Archive for August, 2013

Developing a New Generation of Financial Leaders at the West Midlands Pension Fund

“Due to my heavy workload I would sometimes feel that I could not justify the day out of the office (for this leadership and culture change programme) however on each occasion I returned to work refreshed and positive.”120THE £9 BILLION WEST MIDLANDS PENSION FUND (WMPF) is the largest in the UK. It has over 257,000 members and 300 scheme employers. Its assets are primarily managed in-house by investment professionals. It is facing unprecedented change because of the planned reforms of the UK pension industry and because of the declining and increasingly competitive traditional market. LeaderShape was called in to help Chief Pensions Service Manager, Nadine Perrins, manage the restructure of the organisation and the performance and development of it people to meet these changing needs. WMPF had been very traditional in its directive style of leadership and career progression based on longevity and favour, rather than merit. A major gap existed between the leadership experience of the Senior Management Team (several of whom were in sight of retirement) and middle-managers who had mostly received development in technical and business skills. The leadership style and culture of the organisation needed to become more inclusive and engaged with its employees in order to improve performance in a rapidly changing market.

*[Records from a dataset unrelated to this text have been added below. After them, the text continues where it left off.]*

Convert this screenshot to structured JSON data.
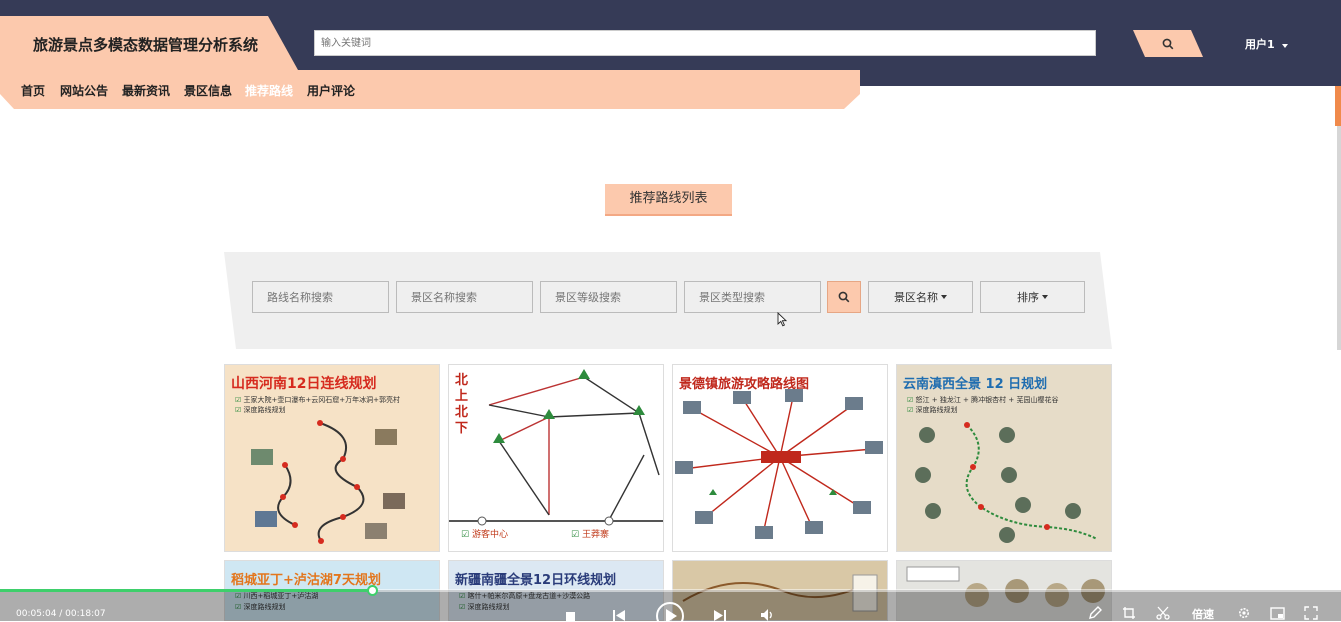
{
  "app": {
    "title": "旅游景点多模态数据管理分析系统"
  },
  "header": {
    "search_placeholder": "输入关键词",
    "user_label": "用户1"
  },
  "nav": {
    "items": [
      {
        "label": "首页",
        "active": false
      },
      {
        "label": "网站公告",
        "active": false
      },
      {
        "label": "最新资讯",
        "active": false
      },
      {
        "label": "景区信息",
        "active": false
      },
      {
        "label": "推荐路线",
        "active": true
      },
      {
        "label": "用户评论",
        "active": false
      }
    ]
  },
  "main": {
    "section_title": "推荐路线列表",
    "filters": {
      "route_name_placeholder": "路线名称搜索",
      "scenic_name_placeholder": "景区名称搜索",
      "scenic_level_placeholder": "景区等级搜索",
      "scenic_type_placeholder": "景区类型搜索",
      "scenic_dropdown_label": "景区名称",
      "sort_dropdown_label": "排序"
    },
    "cards": [
      {
        "title": "山西河南12日连线规划",
        "lines": [
          "王家大院+壶口瀑布+云冈石窟+万年冰洞+郭亮村",
          "深度路线规划"
        ],
        "title_color": "#d62b1f",
        "bg": "#f6e2c6"
      },
      {
        "title": "北上北下",
        "lines": [
          "游客中心",
          "王莽寨"
        ],
        "title_color": "#c0281c",
        "bg": "#ffffff"
      },
      {
        "title": "景德镇旅游攻略路线图",
        "lines": [],
        "title_color": "#c0281c",
        "bg": "#ffffff"
      },
      {
        "title": "云南滇西全景 12 日规划",
        "lines": [
          "怒江 + 独龙江 + 腾冲银杏村 + 芜园山樱花谷",
          "深度路线规划"
        ],
        "title_color": "#1f6db0",
        "bg": "#e6dcc8"
      },
      {
        "title": "稻城亚丁+泸沽湖7天规划",
        "lines": [
          "川西+稻城亚丁+泸沽湖",
          "深度路线规划"
        ],
        "title_color": "#e3761d",
        "bg": "#cfe7f3"
      },
      {
        "title": "新疆南疆全景12日环线规划",
        "lines": [
          "喀什+帕米尔高原+盘龙古道+沙漠公路",
          "深度路线规划"
        ],
        "title_color": "#2a3c7a",
        "bg": "#dce8f3"
      },
      {
        "title": "",
        "lines": [],
        "title_color": "#333333",
        "bg": "#d9c8a6"
      },
      {
        "title": "",
        "lines": [],
        "title_color": "#333333",
        "bg": "#e4e4e0"
      }
    ]
  },
  "player": {
    "time": "00:05:04 / 00:18:07",
    "speed_label": "倍速",
    "progress_fraction": 0.278
  },
  "colors": {
    "header_bg": "#363b57",
    "accent": "#fcc9ad",
    "progress": "#3ecf6b"
  }
}
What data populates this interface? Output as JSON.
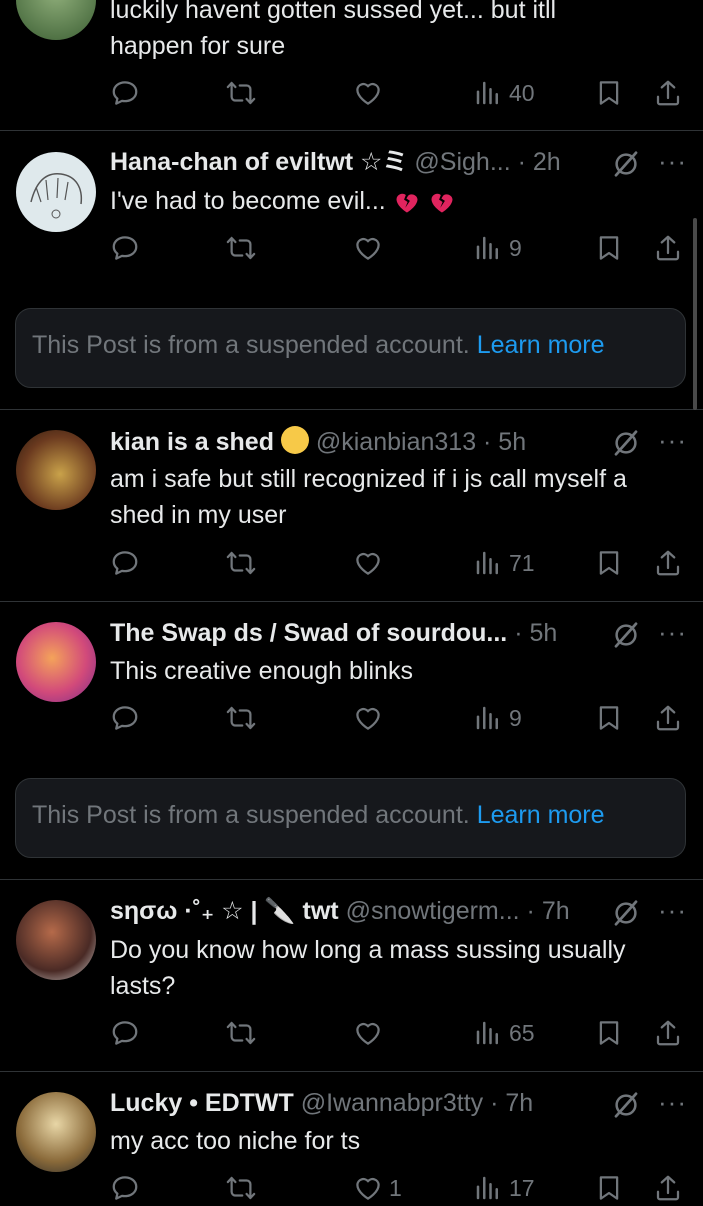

Read the full Case Study on this major, successful piece of work.

We are pleased to report that, when asked “would you recommend this programme to a colleague?” 93% of WMPF participants said “YES”

“This was an excellent development opportunity which should be offered across the Pension Service as it would enable managers and staff to learn more about the impact they have on peers and colleagues, which would contribute towards changing the culture of the organisation!”     Testimonial from in-house review.

Indian Leaders are short on Emotional Intelligence! (says Management Next)

  lshape MNJohn Knights finds Indian leaders to be on par or even better than many global leaders in most aspects of leadership, yet, according to ManagementNext’s interpretation of his article there’s something amiss which make them behave the way they do – centralize decision-making, don’t respect other’s time, hence don’t confirm schedules, among a few. If Indian leaders were to invest in acquiring emotional intelligence, they have the opportunity to maximise their potential.

EACH TIME I LAND in Mumbai or Delhi or elsewhere in India, I feel a rush of adrenalin. I am here again to meet business leaders ranging from elite companies to start- ups – but they all have one thing in common; they are interested in how ‘leadership development’ can improve their business performance.

As I
 drive to my hotel to get some shut-eye before the first meeting I reflect on
the fact that only 30% of my agenda is confirmed but I know from experience that it will all work out and I will have a number of interesting meetings I
am not yet aware of. The mood that engulfs me is immediately optimistic, enthusiastic, friendly, open-minded and can-do. That is the effect India has on me – and these are all important characteristics for a nation on the up
– and also necessary to overcome the many serious challenges it faces.

So what about leadership in Indian businesses? And critically, what about its impact on sustainability? I see three themes that are particularly important for India at this point in time. They relate to ‘structure’, ‘process’ and, most important of all, ‘behaviour.’

Continue reading ‘Indian Leaders are short on Emotional Intelligence! (says Management Next)’